Series: Maus #1-2
Release Date: June 7th 2011
Publisher: Penguin Books
Source: My Collection
Buy it: Amazon | The Book Depository
Add it: Goodreads
Combined for the first time here are Maus I: A Survivor's Tale and Maus II - the complete story of Vladek Spiegelman and his wife, living and surviving in Hitler's Europe. By addressing the horror of the Holocaust through cartoons, the author captures the everyday reality of fear and is able to explore the guilt, relief and extraordinary sensation of survival - and how the children of survivors are in their own way affected by the trials of their parents. A contemporary classic of immeasurable significance.
I would have never read anything like this if it wasn’t for the BookTube community over on YouTube. When I say never, I really mean never. I have seen so many good things about it though that I picked it up when I saw the complete novel at Half Priced Books. I read this during the Bout of Books Read-a-Thon 8.0 and I’m so glad I did.
This graphic novel tells the story of Art Spiegelman’s father and mother and what they went through during the Holocaust in two parts. It is told in a very interesting way though. The Jews are represented as mice. The Nazi’s are represented as Cats. The Americans are represented as dogs, the Poles as pigs, and the French as frogs. This made it so much easier to keep track of you everyone was associated with.
It is illustrated with black and white drawings and it written as if you are sitting there listening as his father tells the story. You see his father sitting at the table with art counting out his medicine for the day and his father sometimes digresses from the story. At one point they even go to the grocery store as his father tells some more of the story. This also made it a more enjoyable read because you got to see how his father was acting now because of all that had happened to him.
I felt that Art was very cold to his father at times. Yes, his father was acted very strange about things but considering what he went through it is very understandable. Art would get angry at his father for not continuing the story and it seemed that was the only reason he was visiting his father in the first place. He had no interest in visiting because the man was his father. He just wanted the story. From the story it seems that his father had been that way since he was a child. The man had lost his wife, Art’s mother, to suicide and also his first born son to the Holocaust.
The ending of the story is very bittersweet because of the happy ending with the holocaust story and his father being a very sick man towards the end. The story goes into some details about the Holocaust that are so sad but you still continue to read to see what happens to him and his wife.

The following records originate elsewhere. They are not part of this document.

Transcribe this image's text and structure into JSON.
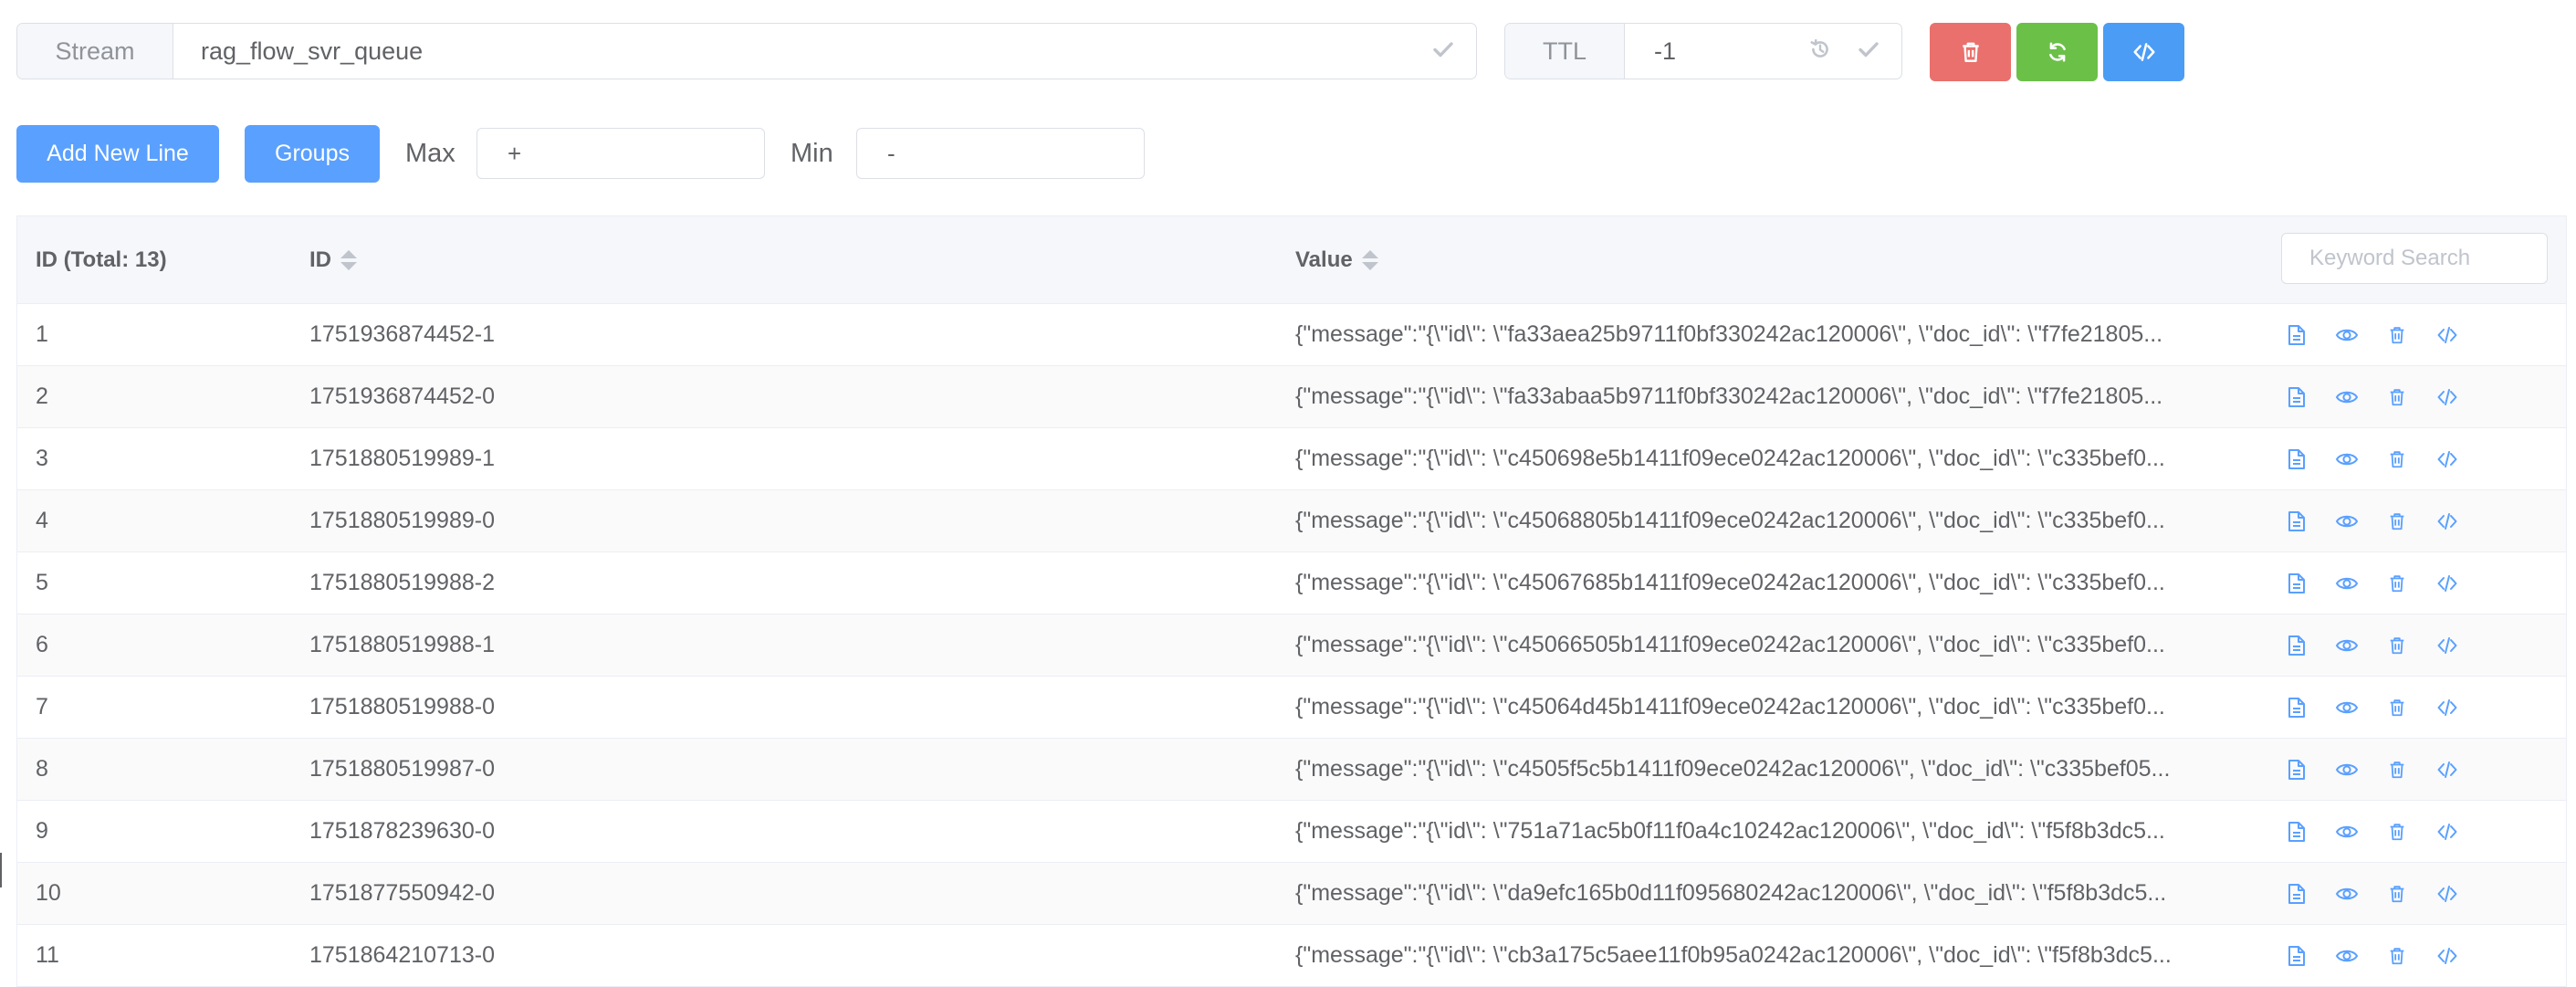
{
  "toolbar": {
    "stream_label": "Stream",
    "stream_value": "rag_flow_svr_queue",
    "ttl_label": "TTL",
    "ttl_value": "-1",
    "delete_color": "#e9706c",
    "refresh_color": "#6bc048",
    "dump_color": "#4b9cf5"
  },
  "controls": {
    "add_line_label": "Add New Line",
    "groups_label": "Groups",
    "max_label": "Max",
    "max_value": "+",
    "min_label": "Min",
    "min_value": "-"
  },
  "table": {
    "header_index": "ID (Total: 13)",
    "header_id": "ID",
    "header_value": "Value",
    "search_placeholder": "Keyword Search",
    "rows": [
      {
        "index": "1",
        "id": "1751936874452-1",
        "value": "{\"message\":\"{\\\"id\\\": \\\"fa33aea25b9711f0bf330242ac120006\\\", \\\"doc_id\\\": \\\"f7fe21805..."
      },
      {
        "index": "2",
        "id": "1751936874452-0",
        "value": "{\"message\":\"{\\\"id\\\": \\\"fa33abaa5b9711f0bf330242ac120006\\\", \\\"doc_id\\\": \\\"f7fe21805..."
      },
      {
        "index": "3",
        "id": "1751880519989-1",
        "value": "{\"message\":\"{\\\"id\\\": \\\"c450698e5b1411f09ece0242ac120006\\\", \\\"doc_id\\\": \\\"c335bef0..."
      },
      {
        "index": "4",
        "id": "1751880519989-0",
        "value": "{\"message\":\"{\\\"id\\\": \\\"c45068805b1411f09ece0242ac120006\\\", \\\"doc_id\\\": \\\"c335bef0..."
      },
      {
        "index": "5",
        "id": "1751880519988-2",
        "value": "{\"message\":\"{\\\"id\\\": \\\"c45067685b1411f09ece0242ac120006\\\", \\\"doc_id\\\": \\\"c335bef0..."
      },
      {
        "index": "6",
        "id": "1751880519988-1",
        "value": "{\"message\":\"{\\\"id\\\": \\\"c45066505b1411f09ece0242ac120006\\\", \\\"doc_id\\\": \\\"c335bef0..."
      },
      {
        "index": "7",
        "id": "1751880519988-0",
        "value": "{\"message\":\"{\\\"id\\\": \\\"c45064d45b1411f09ece0242ac120006\\\", \\\"doc_id\\\": \\\"c335bef0..."
      },
      {
        "index": "8",
        "id": "1751880519987-0",
        "value": "{\"message\":\"{\\\"id\\\": \\\"c4505f5c5b1411f09ece0242ac120006\\\", \\\"doc_id\\\": \\\"c335bef05..."
      },
      {
        "index": "9",
        "id": "1751878239630-0",
        "value": "{\"message\":\"{\\\"id\\\": \\\"751a71ac5b0f11f0a4c10242ac120006\\\", \\\"doc_id\\\": \\\"f5f8b3dc5..."
      },
      {
        "index": "10",
        "id": "1751877550942-0",
        "value": "{\"message\":\"{\\\"id\\\": \\\"da9efc165b0d11f095680242ac120006\\\", \\\"doc_id\\\": \\\"f5f8b3dc5..."
      },
      {
        "index": "11",
        "id": "1751864210713-0",
        "value": "{\"message\":\"{\\\"id\\\": \\\"cb3a175c5aee11f0b95a0242ac120006\\\", \\\"doc_id\\\": \\\"f5f8b3dc5..."
      }
    ],
    "row_actions": [
      "copy-icon",
      "view-icon",
      "delete-icon",
      "dump-icon"
    ],
    "action_color": "#5aa0ff"
  }
}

I recommend this book to everyone. I am not a history buff and I still enjoyed reading this especially because it was a graphic novel. If it had been an actual story I think I would have passed but they illustrations make this story what it is.